# To do
Find the word "description" in the data below and copy each line that holds it.
----- Information provided -----
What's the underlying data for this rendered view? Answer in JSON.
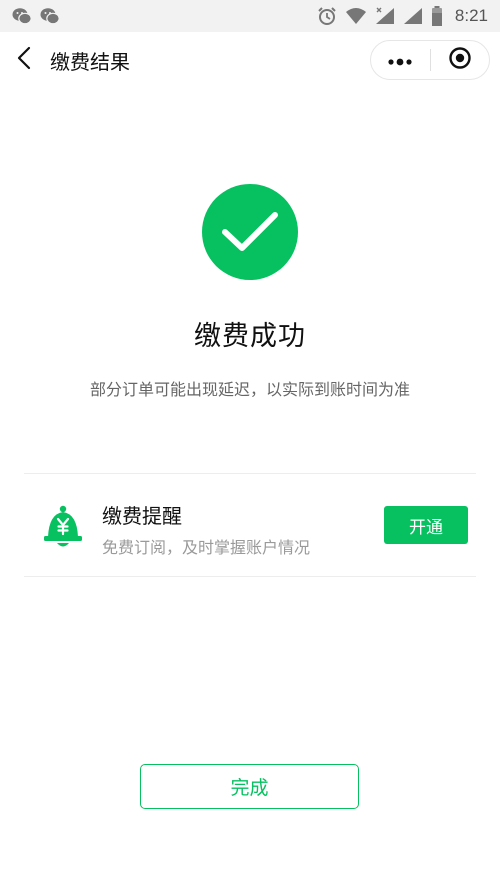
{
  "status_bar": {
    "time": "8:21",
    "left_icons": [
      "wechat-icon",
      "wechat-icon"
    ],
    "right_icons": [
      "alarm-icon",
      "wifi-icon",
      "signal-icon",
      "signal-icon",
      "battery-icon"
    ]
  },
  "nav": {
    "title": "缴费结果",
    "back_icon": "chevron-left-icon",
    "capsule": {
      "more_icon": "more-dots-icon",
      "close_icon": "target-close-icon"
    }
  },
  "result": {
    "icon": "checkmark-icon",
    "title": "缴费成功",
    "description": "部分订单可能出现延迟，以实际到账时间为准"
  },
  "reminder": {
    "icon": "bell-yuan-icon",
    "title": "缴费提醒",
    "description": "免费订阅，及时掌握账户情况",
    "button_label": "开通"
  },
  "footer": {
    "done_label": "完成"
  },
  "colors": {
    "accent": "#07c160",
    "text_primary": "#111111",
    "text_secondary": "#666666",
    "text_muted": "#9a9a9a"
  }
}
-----
# Exercise output
    "description": "部分订单可能出现延迟，以实际到账时间为准"
    "description": "免费订阅，及时掌握账户情况",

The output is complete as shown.